  • The introduction of materials that are resistant to corrosive processes.

The selection of a certain material will depend on the potential efficiency (here there is a form of financial and technological) of its application.

Modern principles for the protection of metal from chemical corrosion of metal will be based on the following methods:

  1. Improvement of the chemical type of fertility. Resistant materials (glass, high-polymer plastic and ceramics) were able to successfully recommend themselves.
  2. Isolation of material from aggressive media.
  3. Reducing Process Aggressiveness - Examples of this include neutralizing and removing acidity in a corrosive environment, and using various inhibitors.

  4. Electrochemical type protection (superimposed external current).

These techniques will be subdivided into two groups:

  • Chemical type resistance enhancement and isolation will be applied before the metal structure is put into use.
  • Reducing the aggressiveness and protection of the electrochemical type is already used when using products and metal. The use of both techniques makes it possible to introduce new protective methods, and as a result, protection will be provided by changing operating conditions.

Anti-corrosion electroplating is one of the most commonly used metal protection methods, but this is not economically viable with a large surface area.

The reason is the large expenditures on the preparation process. The leading place among the methods of protection will be occupied by metal coating with paint and varnish material.

The popularity of this method of combating corrosion is due to a combination of factors:

  • High protection properties (liquid repulsion, hydrophobicity, low gas permeability and vapor permeability).
  • Manufacturability.
  • Great possibilities for decorative type solutions.

  • Maintainability.
  • Economic justification.

At the same time, the use of widely available materials also has disadvantages:

  • Incomplete respect for the metal surface.
  • The adhesion of the coating to the base metal, the coating against corrosion, is broken, and will begin to promote corrosion.
  • Porosity, which results in increased moisture permeability.

And yet, the painted surface protects metals from corrosion processes even with local damage to the film, while imperfect galvanic coatings can even accelerate corrosion.

Organosilicate types of coatings
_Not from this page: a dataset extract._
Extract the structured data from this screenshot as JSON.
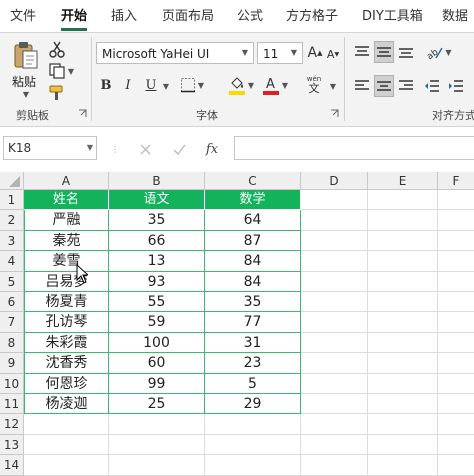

For high-quality corrosion protection, it is recommended to use metals with a high level of hydrophobicity, impermeability to gas, water and vapor media. Organosilicates can be classified as such materials. Chemical corrosion is hardly applicable to organosilicate materials. The reasons for this will lie in the increased chemical stability of the compositions, their resistance to light, a low level of water absorption and hydrophobic qualities.